One short-term idea is growing strawberries on tables, thus opening up the harvesting labor to workers in a wider age group. This technique is already used at Driscoll’s to some extent – Bjorn said a Driscoll’s partner in the UK grows 85 percent of its strawberries that way.
But, with an eye to long-term solutions, Driscoll’s has also begun investing in robotic harvesting.
“We are not the only ones that are doing this,” Bjorn said. “We are aware of at least six serious, legitimate, strawberry robotic harvesting projects worldwide. And we are participating in some of them, and staying very close to all of them.”
Driscoll’s own project is called Agrobot. Development, he said, is based in California, although the machine’s inventor is Spanish. Bjorn thinks the robot will eventually become part of the answer for reducing the demand for labor.
“You can call that a little bit out there, maybe sci-fi,” he said. “But it actually is making a lot of progress.” And, he said, it’s realistic that the robots will be assisting with strawberry harvests in four to five years.
Using robotics in raspberries and blackberries is much more difficult. The fruits are more delicate, sometimes found inside the middle of the plant, and the plants don’t grow in reliable patterns.
“There, what we think has to happen is, fundamentally the way we grow these berries has to change,” Bjorn said. What’s needed, he said, is something similar to how tomatoes or bell peppers are already being grown in greenhouses – something that would “bring the fruit to the harvester.”
And, in the middle of all of the planning for mechanical harvesting, he can’t lose sight of the primary goal: high-quality berries that taste good.
“If you lower the quality, you’re going to lower the demand,” he said.
Quality is king, and Bjorn said Driscoll’s research and development costs are roughly four times that of its marketing costs.
But Driscoll’s has also given serious thought to how consumers react to the berries, in recent years launching marketing campaigns like “berry joy” and “berry together.” The goal is to help consumers connect emotionally with consuming berries.
“It turns out the consumers actually have a very strong opinion about berries,” Bjorn said.
The goal of the campaigns, he said, was to make the brand “a little less serious” than it had been in the past.
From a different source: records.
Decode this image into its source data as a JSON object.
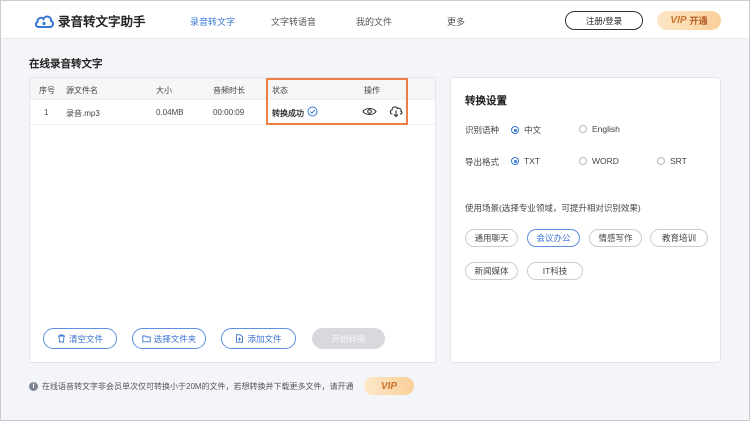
{
  "header": {
    "app_name": "录音转文字助手",
    "nav": [
      "录音转文字",
      "文字转语音",
      "我的文件",
      "更多"
    ],
    "register_label": "注册/登录",
    "vip_label": "VIP",
    "vip_open_label": "开通"
  },
  "page_title": "在线录音转文字",
  "table": {
    "columns": [
      "序号",
      "源文件名",
      "大小",
      "音频时长",
      "状态",
      "操作"
    ],
    "rows": [
      {
        "index": "1",
        "filename": "录音.mp3",
        "size": "0.04MB",
        "duration": "00:00:09",
        "status": "转换成功"
      }
    ]
  },
  "actions": {
    "clear": "清空文件",
    "choose_folder": "选择文件夹",
    "add_file": "添加文件",
    "start": "开始转换"
  },
  "settings": {
    "title": "转换设置",
    "language_label": "识别语种",
    "languages": [
      "中文",
      "English"
    ],
    "language_selected": "中文",
    "format_label": "导出格式",
    "formats": [
      "TXT",
      "WORD",
      "SRT"
    ],
    "format_selected": "TXT",
    "scene_label": "使用场景(选择专业领域，可提升相对识别效果)",
    "scenes": [
      "通用聊天",
      "会议办公",
      "情感写作",
      "教育培训",
      "新闻媒体",
      "IT科技"
    ],
    "scene_selected": "会议办公"
  },
  "notice": {
    "text": "在线语音转文字非会员单次仅可转换小于20M的文件，若想转换并下载更多文件，请开通",
    "vip_label": "VIP"
  },
  "colors": {
    "accent": "#3a78d6",
    "highlight_box": "#ef7d46",
    "vip_gold": "#f9cf98"
  }
}
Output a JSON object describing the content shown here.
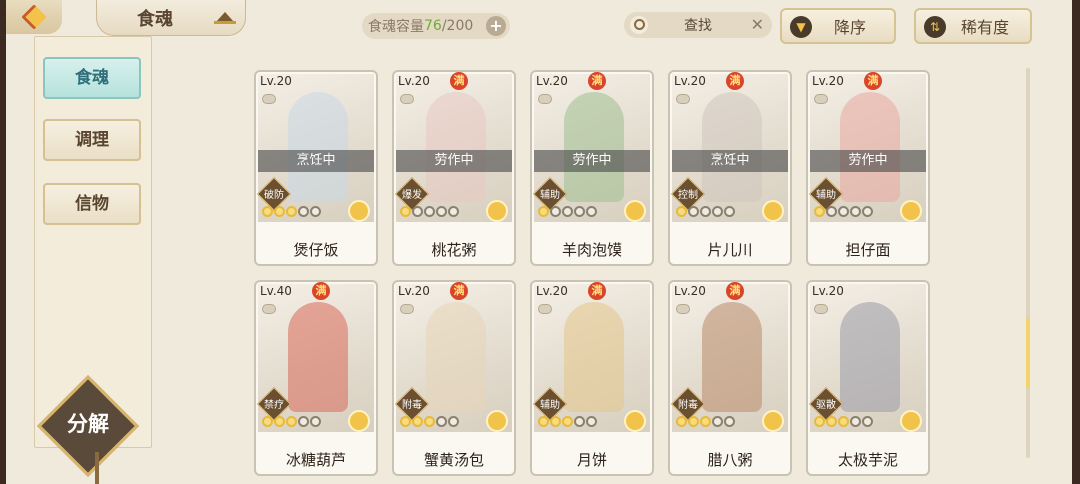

“We’re still all about the berries,” Bjorn said. “But we also want this brand to connect with consumers emotionally, because in the end, if you connect with consumers emotionally – if you can do that – then the consumers become much stronger advocates for you.”
Top photo: Driscoll’s has invested in development of a robotic strawberry picker called Agrobot that was invented in Spain.